It requires tapping into new  or underused leadership skills and capacities like activating intelligences in addition to cognitive – the intelligences that come from an open mind, open heart and open will.

Shifting the shape of leadership – internally and externally is the most significant struggle I witness in the people, teams and organizations I speak to and work with.

In Theory U,  Scharmer speaks about the social field which he describes as the totality and type of connections through which the participants of a given system (organization, community, family, social network) relate, converse, think and act.  When there is a shift in the social field, people connect with a deeper source of creativity and knowing and move beyond the patterns of the past.  When this happens it is a memorable moment.   It results in outcomes that include a heightened level of individual energy and awareness, a sustained deepening of one’s authenticity and personal presence and a clarified sense of direction as well as significant professional and personal accomplishment.  It is felt individually and collectively.  And it has been far too rare an occurrence in the past, sometimes because it feels elusive rather than something you can create or co-create with intentionality and sometimes because it almost doesn’t seem real.

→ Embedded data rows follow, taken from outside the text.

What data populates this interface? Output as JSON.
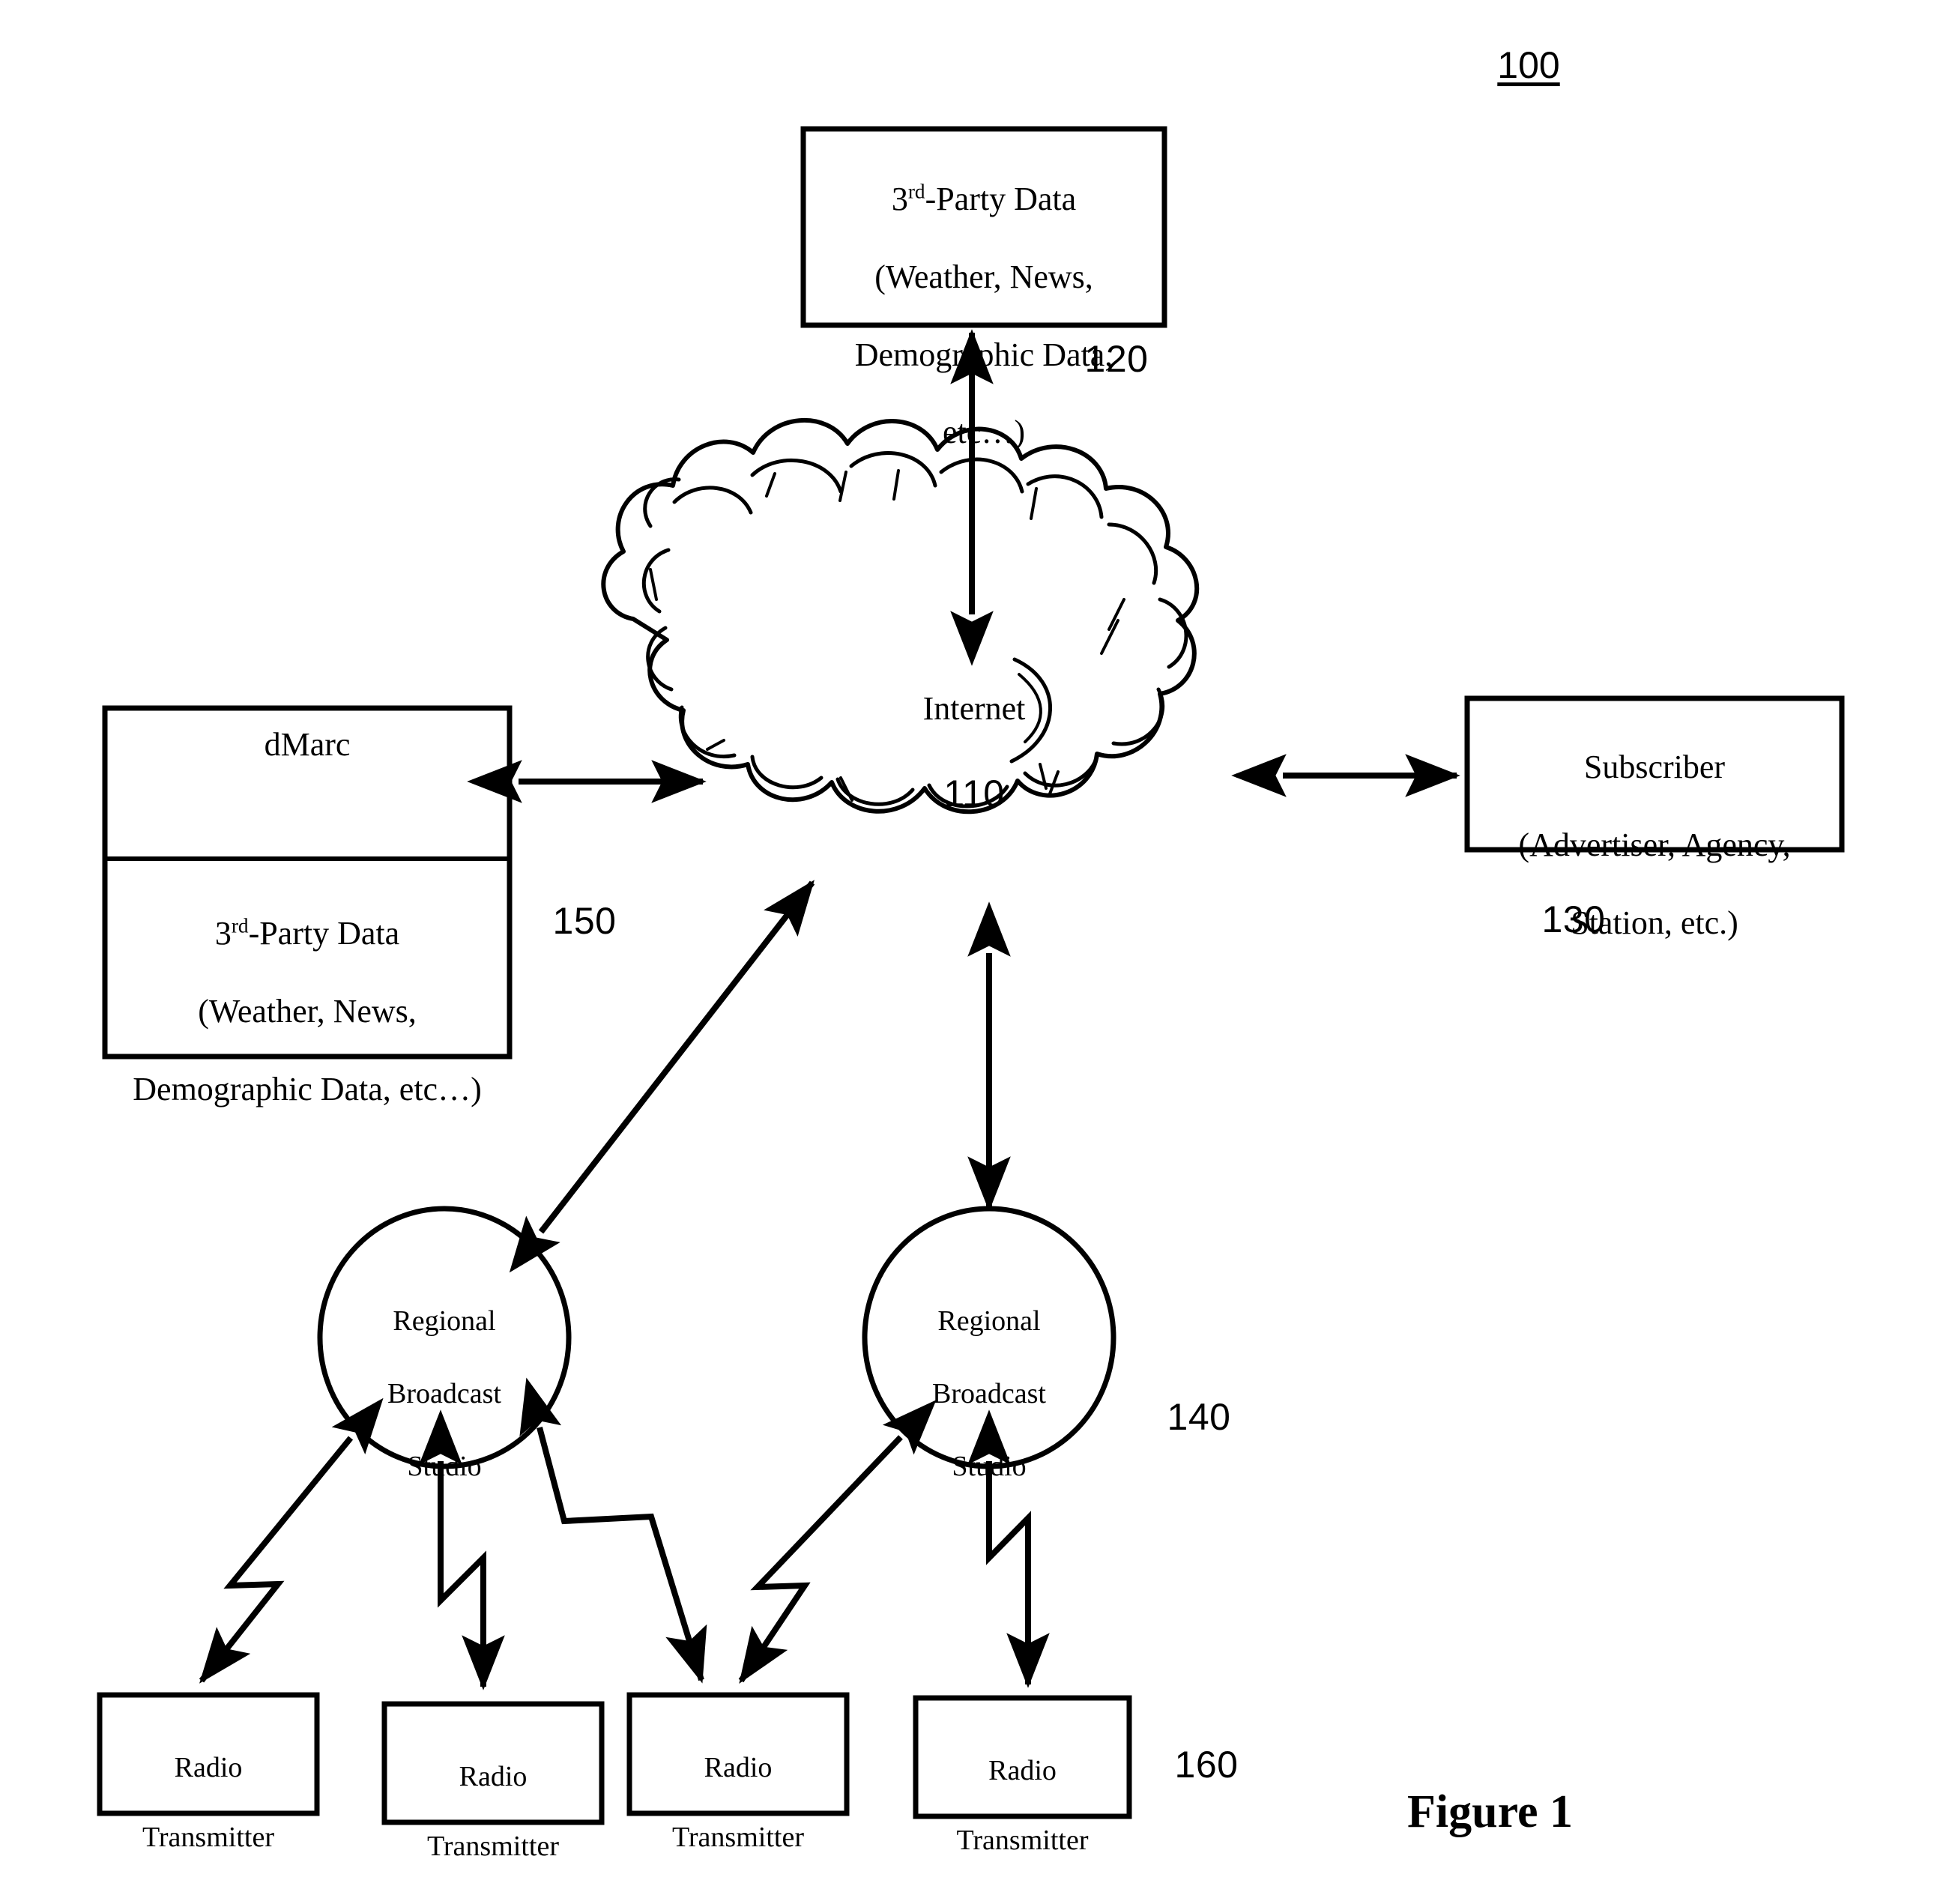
{
  "figure": {
    "system_number": "100",
    "caption": "Figure 1"
  },
  "nodes": {
    "third_party_data": {
      "ref": "120",
      "line1_pre": "3",
      "line1_sup": "rd",
      "line1_post": "-Party Data",
      "line2": "(Weather, News,",
      "line3": "Demographic Data,",
      "line4": "etc…)"
    },
    "internet_cloud": {
      "label": "Internet",
      "ref": "110"
    },
    "dmarc": {
      "ref": "150",
      "title": "dMarc",
      "data_line1_pre": "3",
      "data_line1_sup": "rd",
      "data_line1_post": "-Party Data",
      "data_line2": "(Weather, News,",
      "data_line3": "Demographic Data, etc…)"
    },
    "subscriber": {
      "ref": "130",
      "line1": "Subscriber",
      "line2": "(Advertiser, Agency,",
      "line3": "Station, etc.)"
    },
    "studios": {
      "ref": "140",
      "items": [
        {
          "line1": "Regional",
          "line2": "Broadcast",
          "line3": "Studio"
        },
        {
          "line1": "Regional",
          "line2": "Broadcast",
          "line3": "Studio"
        }
      ]
    },
    "transmitters": {
      "ref": "160",
      "items": [
        {
          "line1": "Radio",
          "line2": "Transmitter"
        },
        {
          "line1": "Radio",
          "line2": "Transmitter"
        },
        {
          "line1": "Radio",
          "line2": "Transmitter"
        },
        {
          "line1": "Radio",
          "line2": "Transmitter"
        }
      ]
    }
  },
  "colors": {
    "ink": "#000000",
    "paper": "#ffffff"
  }
}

What does it take to more permanently shift the social field?  Awareness.  Intentionality.  The willingness to hold the space for this to happen and emergence to occur.  Presence.  Things that now and in the past we often say we don’t have time for because the business at hand is too pressing. We need results!  Current leadership practices and organizational and social culture do not support creating the conditions to sense into and connect with future possibilities and this is the point of resistance and struggle in many organizations right now.  Individuals see it, sense it, come close to it, yearn for it and then the risk feels too great to step partially or fully into needed new leadership practices.

Scharmer says the essence of leadership is to shift the inner place from which we operate both individually and collectively.  It may well be the single most important leverage point for shifting the social field in this century.  This is enormously exciting to me as I am more and more boldly emphasizing growing capacity through self-awareness, personal and, dare I say, spiritual journey – however that shows up for people.

How can we learn to better sense and connect with future possibilities that are seeking to emerge? Presencing is one means of sensing, tuning in and acting from one’s highest future potential – the future that depends on us to bring it into being.  There are many avenues to presencing, individually and collectively.  A few of them: meditation, physical exercise like running, mindfulness in any activity including walking, connecting to nature, yoga, Aikido and Shamanic practice.  Any practice that requires us to activate a different source of intelligence: the intelligence of the heart, which gives us much greater capacity to listen into the emerging field of the future.

I know this experience of listening into the emerging field of the future.  It is what happens when I follow the energy flow of intuition around work, life and the things that matter most in my life and journey.  It is what happens when I am willing to let go and let come, when I can let go of attachment (or at a minimum identify it when it shows up) and surrender completely into what is wanting to happen (instead of trying to direct it or manage it).

Taking a note from Scharmer’s work on Theory U, I am immersing myself in this study and will start by observe, observe, observe, then retreat and reflect, then act in an instant.  I am deeply curious about the future I am sensing into and connecting with and what magic will emerge for me and others as I do so.